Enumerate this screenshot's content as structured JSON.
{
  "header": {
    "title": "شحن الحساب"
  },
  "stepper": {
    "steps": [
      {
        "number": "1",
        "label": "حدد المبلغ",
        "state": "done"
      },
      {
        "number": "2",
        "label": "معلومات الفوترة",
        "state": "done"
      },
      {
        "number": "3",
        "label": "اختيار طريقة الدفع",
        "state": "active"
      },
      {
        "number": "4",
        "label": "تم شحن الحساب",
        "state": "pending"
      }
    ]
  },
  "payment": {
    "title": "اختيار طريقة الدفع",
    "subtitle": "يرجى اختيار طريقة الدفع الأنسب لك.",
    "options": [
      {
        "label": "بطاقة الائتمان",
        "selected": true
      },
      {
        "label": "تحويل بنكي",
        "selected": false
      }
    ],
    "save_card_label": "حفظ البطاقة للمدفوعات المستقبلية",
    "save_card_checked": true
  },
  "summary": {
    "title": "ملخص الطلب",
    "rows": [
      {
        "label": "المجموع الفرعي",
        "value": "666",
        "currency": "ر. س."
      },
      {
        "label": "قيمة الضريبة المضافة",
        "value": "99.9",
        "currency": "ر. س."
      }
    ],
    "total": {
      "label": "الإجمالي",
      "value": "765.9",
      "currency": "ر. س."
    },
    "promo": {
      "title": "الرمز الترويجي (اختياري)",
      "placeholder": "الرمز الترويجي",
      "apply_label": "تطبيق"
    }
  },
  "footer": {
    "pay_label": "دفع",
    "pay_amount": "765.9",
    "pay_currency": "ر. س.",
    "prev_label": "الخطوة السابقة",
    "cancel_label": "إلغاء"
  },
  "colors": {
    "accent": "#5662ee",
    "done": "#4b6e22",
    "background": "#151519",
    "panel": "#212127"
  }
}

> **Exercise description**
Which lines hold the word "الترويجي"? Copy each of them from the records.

> **Exercise answer**
      "title": "الرمز الترويجي (اختياري)",
      "placeholder": "الرمز الترويجي",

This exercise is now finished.